Melissa McCarthy finally gets a role that showcases her skills in the enjoyable, but ultimately disposable, comedy Spy.

Melissa McCarthy and director Paul Feig reunite for a pastiche of spy films in Spy and the results are... slightly disappointing.

Though McCarthy and Feig work well together, Spy - like The Heat before it - undercooks its premise with some laboured jokes and a few weak action scenes.

Melissa McCarthy is Susan Cooper, a desk-bound CIA analyst who manages operations for agents when they're in the field. When agent Bradley Fine (Jude Law playing Bond as an American, but cheesier) is compromised during a covert operation, she volunteers to go undercover, complete his mission and locate the whereabouts of a weapon of mass destruction. So far, so Bond.

Without a doubt, the highlight is McCarthy. The role of Cooper gives her something more than the bumbling idiots she's played recently. Here, she showcases not just her comedy muscles but her action chops too.

We're not expecting Bond levels of action and though some stunts clearly feature a stunt performer, when McCarthy's on screen she shows she can pull it off.

Cooper's story is one we've seen (so) many times before - an unassuming agent whose ability and looks are constantly questioned and doubted. But once she, and the film, overcome those labels McCarthy kicks down the door and unleashes her (profane) comic talents. If she's not punching people, she's verbally dismantling anyone within earshot. She's a delight when the film's focus is on her.

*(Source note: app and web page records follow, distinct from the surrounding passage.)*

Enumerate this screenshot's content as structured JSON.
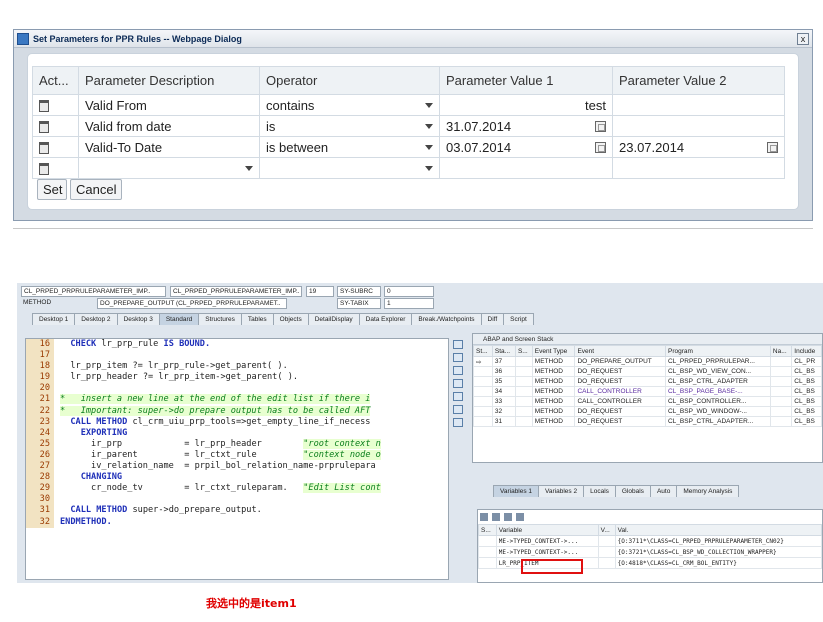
{
  "dialog": {
    "title": "Set Parameters for PPR Rules -- Webpage Dialog",
    "close_label": "x",
    "columns": [
      "Act...",
      "Parameter Description",
      "Operator",
      "Parameter Value 1",
      "Parameter Value 2"
    ],
    "rows": [
      {
        "description": "Valid From",
        "operator": "contains",
        "value1": "test",
        "value2": ""
      },
      {
        "description": "Valid from date",
        "operator": "is",
        "value1": "31.07.2014",
        "value2": ""
      },
      {
        "description": "Valid-To Date",
        "operator": "is between",
        "value1": "03.07.2014",
        "value2": "23.07.2014"
      },
      {
        "description": "",
        "operator": "",
        "value1": "",
        "value2": ""
      }
    ],
    "set_label": "Set",
    "cancel_label": "Cancel"
  },
  "debugger": {
    "header": {
      "include1": "CL_PRPED_PRPRULEPARAMETER_IMP..",
      "include2": "CL_PRPED_PRPRULEPARAMETER_IMP..",
      "line": "19",
      "subrc_label": "SY-SUBRC",
      "subrc_value": "0",
      "method_label": "METHOD",
      "method_name": "DO_PREPARE_OUTPUT (CL_PRPED_PRPRULEPARAMET..",
      "tabix_label": "SY-TABIX",
      "tabix_value": "1"
    },
    "tabs": [
      "Desktop 1",
      "Desktop 2",
      "Desktop 3",
      "Standard",
      "Structures",
      "Tables",
      "Objects",
      "DetailDisplay",
      "Data Explorer",
      "Break./Watchpoints",
      "Diff",
      "Script"
    ],
    "code": [
      {
        "n": "16",
        "t": "  CHECK lr_prp_rule IS BOUND."
      },
      {
        "n": "17",
        "t": ""
      },
      {
        "n": "18",
        "t": "  lr_prp_item ?= lr_prp_rule->get_parent( )."
      },
      {
        "n": "19",
        "t": "  lr_prp_header ?= lr_prp_item->get_parent( )."
      },
      {
        "n": "20",
        "t": ""
      },
      {
        "n": "21",
        "t": "*   insert a new line at the end of the edit list if there i"
      },
      {
        "n": "22",
        "t": "*   Important: super->do prepare output has to be called AFT"
      },
      {
        "n": "23",
        "t": "  CALL METHOD cl_crm_uiu_prp_tools=>get_empty_line_if_necess"
      },
      {
        "n": "24",
        "t": "    EXPORTING"
      },
      {
        "n": "25",
        "t": "      ir_prp            = lr_prp_header        \"root context n"
      },
      {
        "n": "26",
        "t": "      ir_parent         = lr_ctxt_rule         \"context node o"
      },
      {
        "n": "27",
        "t": "      iv_relation_name  = prpil_bol_relation_name-prprulepara"
      },
      {
        "n": "28",
        "t": "    CHANGING"
      },
      {
        "n": "29",
        "t": "      cr_node_tv        = lr_ctxt_ruleparam.   \"Edit List cont"
      },
      {
        "n": "30",
        "t": ""
      },
      {
        "n": "31",
        "t": "  CALL METHOD super->do_prepare_output."
      },
      {
        "n": "32",
        "t": "ENDMETHOD."
      }
    ],
    "annotation": "我选中的是item1",
    "stack": {
      "title": "ABAP and Screen Stack",
      "columns": [
        "St...",
        "Sta...",
        "S...",
        "Event Type",
        "Event",
        "Program",
        "Na...",
        "Include"
      ],
      "rows": [
        {
          "level": "37",
          "type": "METHOD",
          "event": "DO_PREPARE_OUTPUT",
          "program": "CL_PRPED_PRPRULEPAR...",
          "include": "CL_PR"
        },
        {
          "level": "36",
          "type": "METHOD",
          "event": "DO_REQUEST",
          "program": "CL_BSP_WD_VIEW_CON...",
          "include": "CL_BS"
        },
        {
          "level": "35",
          "type": "METHOD",
          "event": "DO_REQUEST",
          "program": "CL_BSP_CTRL_ADAPTER",
          "include": "CL_BS"
        },
        {
          "level": "34",
          "type": "METHOD",
          "event": "CALL_CONTROLLER",
          "program": "CL_BSP_PAGE_BASE-...",
          "include": "CL_BS"
        },
        {
          "level": "33",
          "type": "METHOD",
          "event": "CALL_CONTROLLER",
          "program": "CL_BSP_CONTROLLER...",
          "include": "CL_BS"
        },
        {
          "level": "32",
          "type": "METHOD",
          "event": "DO_REQUEST",
          "program": "CL_BSP_WD_WINDOW-...",
          "include": "CL_BS"
        },
        {
          "level": "31",
          "type": "METHOD",
          "event": "DO_REQUEST",
          "program": "CL_BSP_CTRL_ADAPTER...",
          "include": "CL_BS"
        }
      ]
    },
    "var_tabs": [
      "Variables 1",
      "Variables 2",
      "Locals",
      "Globals",
      "Auto",
      "Memory Analysis"
    ],
    "vars": {
      "columns": [
        "S...",
        "Variable",
        "V...",
        "Val."
      ],
      "rows": [
        {
          "name": "ME->TYPED_CONTEXT->...",
          "value": "{O:3711*\\CLASS=CL_PRPED_PRPRULEPARAMETER_CN02}"
        },
        {
          "name": "ME->TYPED_CONTEXT->...",
          "value": "{O:3721*\\CLASS=CL_BSP_WD_COLLECTION_WRAPPER}"
        },
        {
          "name": "LR_PRP_ITEM",
          "value": "{O:4818*\\CLASS=CL_CRM_BOL_ENTITY}"
        }
      ]
    }
  }
}
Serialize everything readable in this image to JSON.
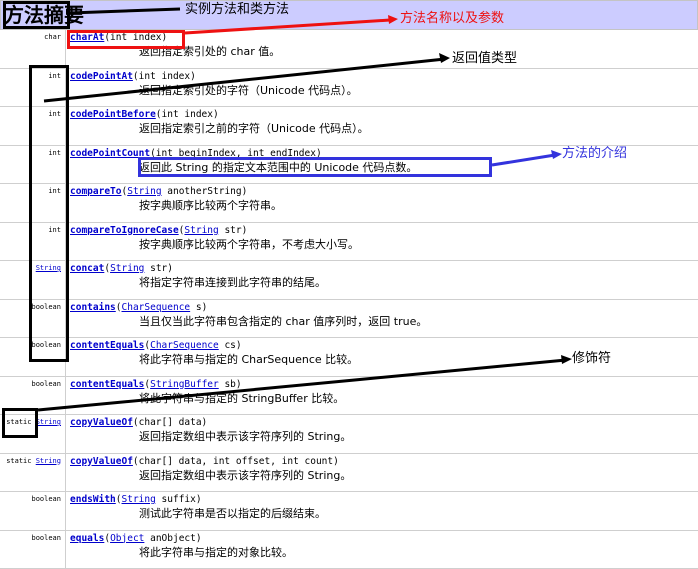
{
  "summary_title": "方法摘要",
  "methods": [
    {
      "modifier": "char",
      "modifier_link": "",
      "name": "charAt",
      "params": [
        "(int index)"
      ],
      "description": "返回指定索引处的 char 值。"
    },
    {
      "modifier": "int",
      "modifier_link": "",
      "name": "codePointAt",
      "params": [
        "(int index)"
      ],
      "description": "返回指定索引处的字符（Unicode 代码点）。"
    },
    {
      "modifier": "int",
      "modifier_link": "",
      "name": "codePointBefore",
      "params": [
        "(int index)"
      ],
      "description": "返回指定索引之前的字符（Unicode 代码点）。"
    },
    {
      "modifier": "int",
      "modifier_link": "",
      "name": "codePointCount",
      "params": [
        "(int beginIndex, int endIndex)"
      ],
      "description": "返回此 String 的指定文本范围中的 Unicode 代码点数。"
    },
    {
      "modifier": "int",
      "modifier_link": "",
      "name": "compareTo",
      "params": [
        "(",
        "String",
        " anotherString)"
      ],
      "description": "按字典顺序比较两个字符串。"
    },
    {
      "modifier": "int",
      "modifier_link": "",
      "name": "compareToIgnoreCase",
      "params": [
        "(",
        "String",
        " str)"
      ],
      "description": "按字典顺序比较两个字符串，不考虑大小写。"
    },
    {
      "modifier": "",
      "modifier_link": "String",
      "name": "concat",
      "params": [
        "(",
        "String",
        " str)"
      ],
      "description": "将指定字符串连接到此字符串的结尾。"
    },
    {
      "modifier": "boolean",
      "modifier_link": "",
      "name": "contains",
      "params": [
        "(",
        "CharSequence",
        " s)"
      ],
      "description": "当且仅当此字符串包含指定的 char 值序列时，返回 true。"
    },
    {
      "modifier": "boolean",
      "modifier_link": "",
      "name": "contentEquals",
      "params": [
        "(",
        "CharSequence",
        " cs)"
      ],
      "description": "将此字符串与指定的 CharSequence 比较。"
    },
    {
      "modifier": "boolean",
      "modifier_link": "",
      "name": "contentEquals",
      "params": [
        "(",
        "StringBuffer",
        " sb)"
      ],
      "description": "将此字符串与指定的 StringBuffer 比较。"
    },
    {
      "modifier": "static",
      "modifier_link": "String",
      "name": "copyValueOf",
      "params": [
        "(char[] data)"
      ],
      "description": "返回指定数组中表示该字符序列的 String。"
    },
    {
      "modifier": "static",
      "modifier_link": "String",
      "name": "copyValueOf",
      "params": [
        "(char[] data, int offset, int count)"
      ],
      "description": "返回指定数组中表示该字符序列的 String。"
    },
    {
      "modifier": "boolean",
      "modifier_link": "",
      "name": "endsWith",
      "params": [
        "(",
        "String",
        " suffix)"
      ],
      "description": "测试此字符串是否以指定的后缀结束。"
    },
    {
      "modifier": "boolean",
      "modifier_link": "",
      "name": "equals",
      "params": [
        "(",
        "Object",
        " anObject)"
      ],
      "description": "将此字符串与指定的对象比较。"
    }
  ],
  "annotations": {
    "instance_static": "实例方法和类方法",
    "name_params": "方法名称以及参数",
    "return_type": "返回值类型",
    "method_intro": "方法的介绍",
    "modifier": "修饰符"
  },
  "colors": {
    "header_bg": "#ccccff",
    "link": "#0000cc",
    "annotation_red": "#ee1111",
    "annotation_blue": "#3333dd",
    "annotation_black": "#000000"
  }
}
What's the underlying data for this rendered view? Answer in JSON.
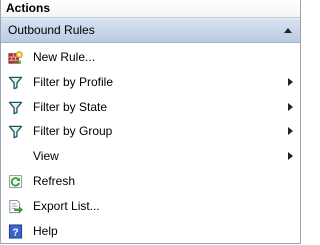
{
  "pane": {
    "title": "Actions"
  },
  "section": {
    "title": "Outbound Rules"
  },
  "items": [
    {
      "label": "New Rule...",
      "icon": "new-rule-icon",
      "submenu": false
    },
    {
      "label": "Filter by Profile",
      "icon": "filter-icon",
      "submenu": true
    },
    {
      "label": "Filter by State",
      "icon": "filter-icon",
      "submenu": true
    },
    {
      "label": "Filter by Group",
      "icon": "filter-icon",
      "submenu": true
    },
    {
      "label": "View",
      "icon": null,
      "submenu": true
    },
    {
      "label": "Refresh",
      "icon": "refresh-icon",
      "submenu": false
    },
    {
      "label": "Export List...",
      "icon": "export-list-icon",
      "submenu": false
    },
    {
      "label": "Help",
      "icon": "help-icon",
      "submenu": false
    }
  ],
  "colors": {
    "section_bg": "#c7d6ea",
    "border": "#9aa6b4",
    "text": "#000000",
    "help_blue": "#3a62c9"
  }
}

The film has its sights set on being a comedy first; action scenes lack excitement and never really getting the blood pumping. 

So what about the comedy? It's solid but also repetitive and uneven. Scatological humour is the highlight of a few unimaginative jokes, Feig finding relief amongst haemorrhoids and a dead man farting. High-brow it's not, nor does it need to be – but it could do with being fresher.

More after the break

Statham, dropping the faux-American accent and going full gruff Brit, plays against type as incompetent, bumbling CIA agent Rick Ford who keeps going rogue. His character initially doesn't work, his introduction not just unfunny but aggressively unfunny, as Statham spins his wheels, rooted to the spot. The character's shtick comes close to outstaying its welcome after just one scene, but thankfully he gets better.

Others fare less well. Morena Baccarin's performance must have ended up on the cutting room floor as she's wasted, and Alison Janney plays her CIA head strict and straight but it never quite gels.

Rose Byrne's villainess Rayna Boyanov is another character that doesn't click. Despite the bouffant hair and daddy issues, Byrne lacks a threat and her character is not particularly interesting. Miranda Hart plays… well, a plummy Brit CIA agent who panics a lot. She's okay.

If you want to be entertained for two hours then Spy will do exactly that, but despite McCarthy's spirited performance it doesn't deliver consistent returns.

But the comedy is solid for the most part and that's what people will see Spy for, a slice of disposable entertainment.

It's silly – sometimes in a good way, sometimes not – and at times it makes absolutely no sense whatsoever. However, it has Melissa McCarthy on top form and that's reason enough to watch.